Fairholme Summary

Many of our clients have asked about the Fairholme fund.  Due to its concentrated nature, the fund’s returns will naturally diverge from those of the market.  In prolonged downturns, such as 2000 to 2002, this divergence was tremendously beneficial.  In the run-up since the financial crisis, deviating from the market has not been as profitable as we anticipated (although it has been profitable).  We thought it would be helpful to summarize Fairholme’s case for its top holdings:

AIG.  AIG is currently selling at about 70% of its book value, while other large Property and Casualty insurers sell for 100%+ to book.  Bruce Berkowitz (Fairholme’s manager) has stated that he thinks AIG should sell for at least book value.  In addition, since 2011, AIG’s book value per share has grown by about 13% per year.   

Bank of America.  Similar to AIG, Bank of America is selling at about 70% of book value.  For reference, the S&P 500 is currently priced at just under 300% of book value.  Mr. Berkowitz has estimated that the stock is selling for a substantial discount to the liquidation value of its assets.

Sears.  While the retailer has been cutting costs and closing unprofitable stores, Mr. Berkowitz believes the true value lies in the real estate that the company owns.  Fairholme has devoted thousands of hours to studying the properties (including site visits and coverage by an analyst solely dedicated to the stock).  Sears has recently announced plans to unlock the value of some of these properties through joint ventures with mall operators, as well as the formation of a Real Estate Investment Trust.

Fannie and Freddie.  These companies, which buy loans to ensure liquidity to the mortgage market, were taken into conservatorship by the government during the financial crisis.  Since then, they have once again become profitable and have repaid more than the original amounts borrowed.  In 2012, the government unilaterally changed the terms of the original deal so that Fannie and Freddie must send all profits to the US Treasury.  Fairholme is one of many filing suit on behalf of investors, and recently some members of Congress have begun to question the government’s actions in preventing the companies from retaining capital. 

This transcript of a February, 2015 conference call with Bruce Berkowitz provides more detail about these positions.

Fairholme’s willingness to swing big when it perceives value is not a new strategy.  In the early 2000’s, the fund loaded up on an insurer that was selling at a relatively low price-to-book ratio.  That company, Berkshire Hathaway, contributed meaningfully to Fairholme’s gains for the next several years.

We’ve already discussed some of the evidence for buying cheaply-priced stocks.  The Fairholme fund is just one piece of a diversified portfolio that we have assembled to pursue this strategy.

Aaron Pettersen, CFA, CFP®

Past performance of any investment cannot guarantee future comparable results.
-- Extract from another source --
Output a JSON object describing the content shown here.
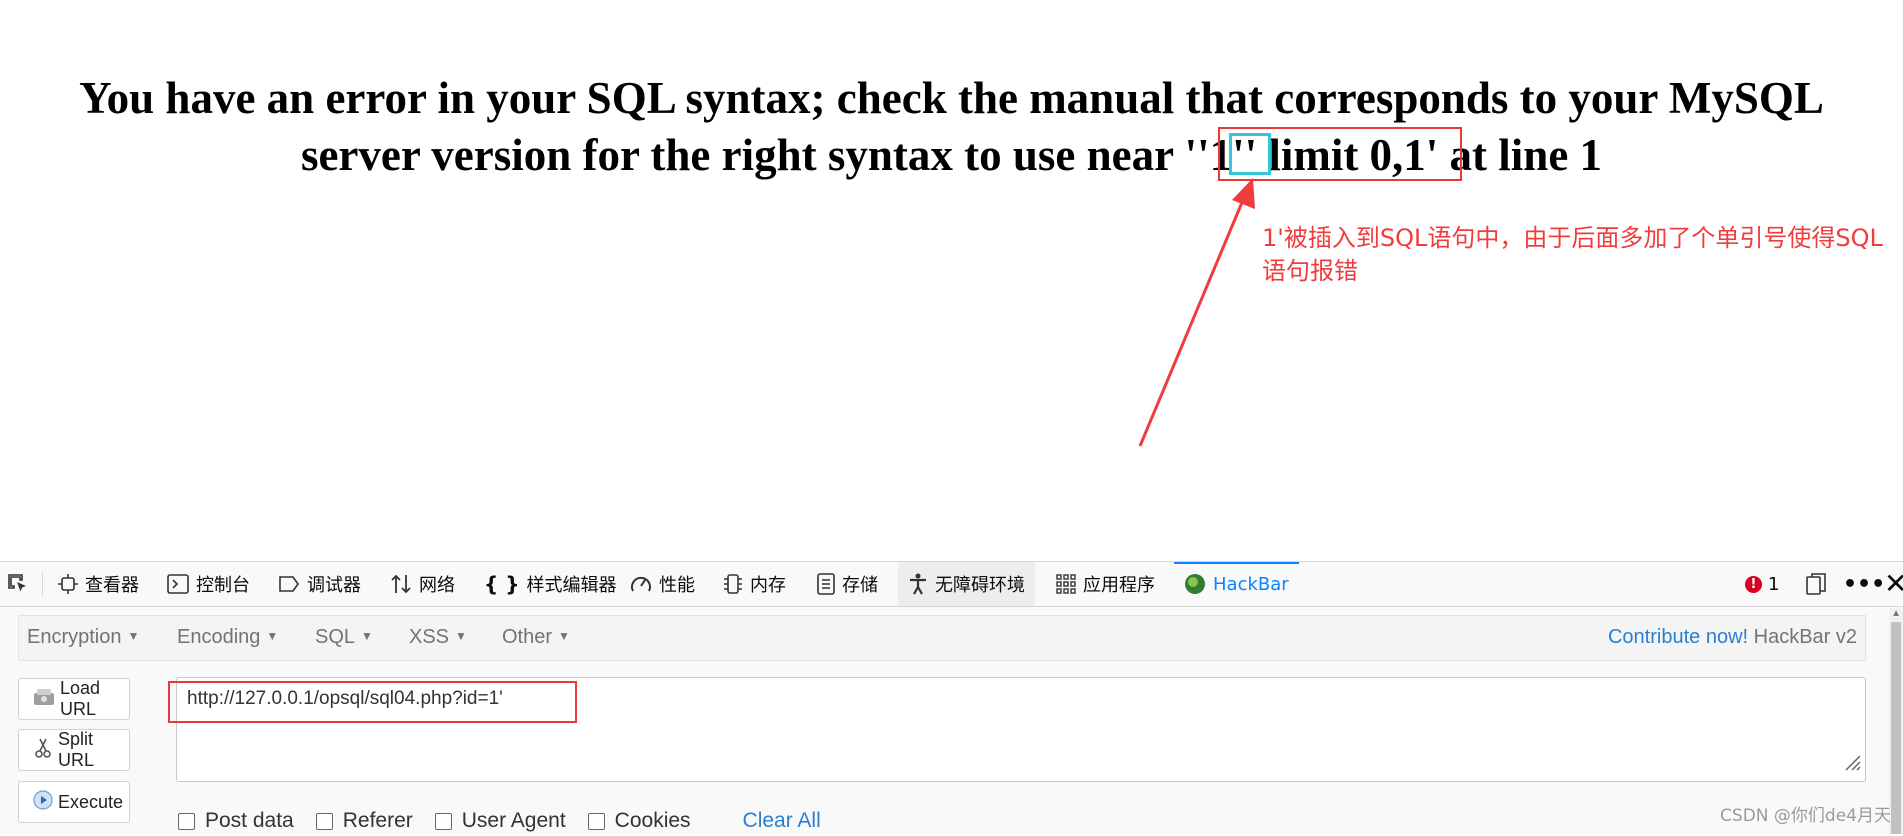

Results of an investment made today may differ substantially from the historical returns shown. The information contained herein is based on sources and data believed to be reliable, but is not guaranteed by NorthWest Financial Services, Inc. and is not to be construed as an offer or a solicitation of an offer to buy or sell securities mentioned herein. It is provided as a courtesy for informational purposes only and is not intended to satisfy any compliance or regulatory conditions set forth by any governing body of the securities industry. Mutual Funds are sold by prospectus only. You should consider the investment objectives, risks, charges, and expenses of the mutual fund carefully before investing. The prospectus contains this and other information about the fund. Mutual funds are subject to investment risk, including possible loss of principal amount invested, and will fluctuate in value. You may receive more or less than you paid when you redeem your shares. In addition, since mutual funds may invest internationally, they may be subject to additional risks such as currency fluctuations, differing financial accounting standards by country, and possible political and economic risks.